• Exercise description
If a line of the entries below includes the word "this", it counts; state the total and nothing further.

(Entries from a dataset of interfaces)
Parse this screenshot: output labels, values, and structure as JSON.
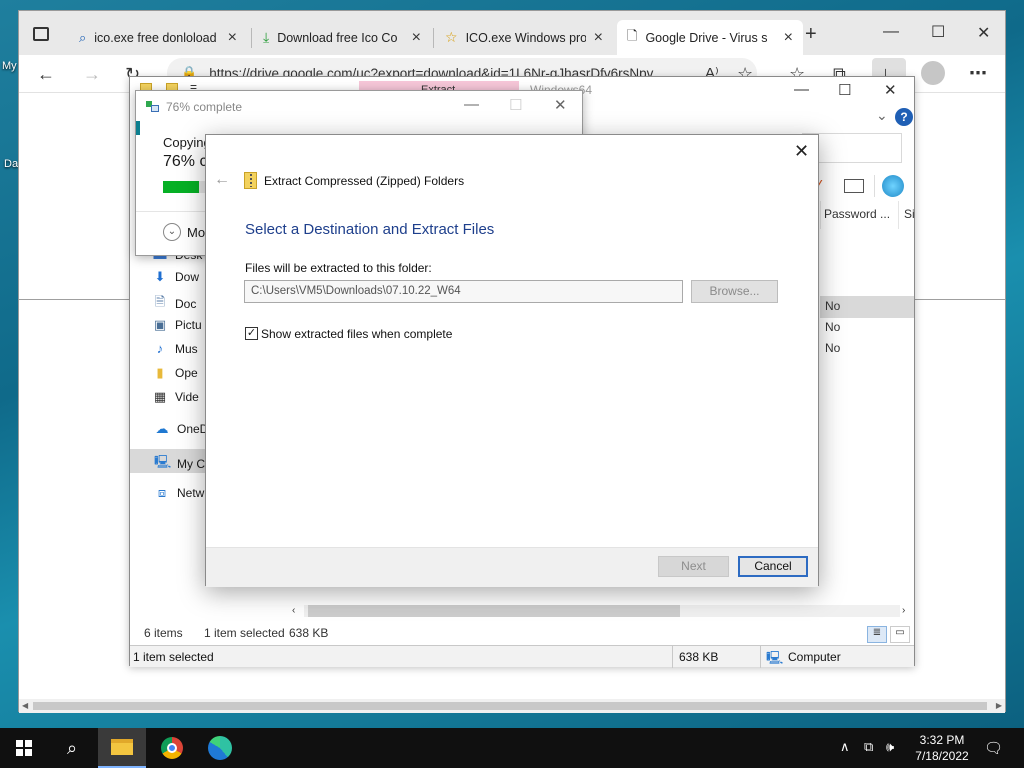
{
  "desktop": {
    "icon_label_1": "My",
    "icon_label_2": "Da"
  },
  "browser": {
    "tabs": [
      {
        "title": "ico.exe free donloload",
        "icon": "search-icon"
      },
      {
        "title": "Download free Ico Co",
        "icon": "download-tray-icon"
      },
      {
        "title": "ICO.exe Windows pro",
        "icon": "star-icon"
      },
      {
        "title": "Google Drive - Virus s",
        "icon": "page-icon"
      }
    ],
    "address": "https://drive.google.com/uc?export=download&id=1L6Nr-gJhasrDfv6rsNpv..."
  },
  "explorer": {
    "ribbon_tab": "Extract",
    "title": "Windows64",
    "column_headers": [
      "Password ...",
      "Si"
    ],
    "rows": [
      "No",
      "No",
      "No"
    ],
    "nav_items": [
      {
        "label": "Desk",
        "icon": "desktop-icon"
      },
      {
        "label": "Dow",
        "icon": "downloads-icon"
      },
      {
        "label": "Doc",
        "icon": "documents-icon"
      },
      {
        "label": "Pictu",
        "icon": "pictures-icon"
      },
      {
        "label": "Mus",
        "icon": "music-icon"
      },
      {
        "label": "Ope",
        "icon": "folder-icon"
      },
      {
        "label": "Vide",
        "icon": "videos-icon"
      },
      {
        "label": "OneD",
        "icon": "onedrive-icon"
      },
      {
        "label": "My Co",
        "icon": "computer-icon"
      },
      {
        "label": "Netw",
        "icon": "network-icon"
      }
    ],
    "status_items": "6 items",
    "status_selected": "1 item selected",
    "status_size": "638 KB",
    "status2_selected": "1 item selected",
    "status2_size": "638 KB",
    "status2_location": "Computer"
  },
  "progress": {
    "title": "76% complete",
    "line1": "Copying",
    "pct_text": "76% c",
    "more": "Mo",
    "fraction": 0.76
  },
  "wizard": {
    "header": "Extract Compressed (Zipped) Folders",
    "heading": "Select a Destination and Extract Files",
    "label": "Files will be extracted to this folder:",
    "path": "C:\\Users\\VM5\\Downloads\\07.10.22_W64",
    "browse": "Browse...",
    "checkbox_label": "Show extracted files when complete",
    "checkbox_checked": true,
    "next": "Next",
    "cancel": "Cancel"
  },
  "taskbar": {
    "time": "3:32 PM",
    "date": "7/18/2022"
  }
}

• The answer
2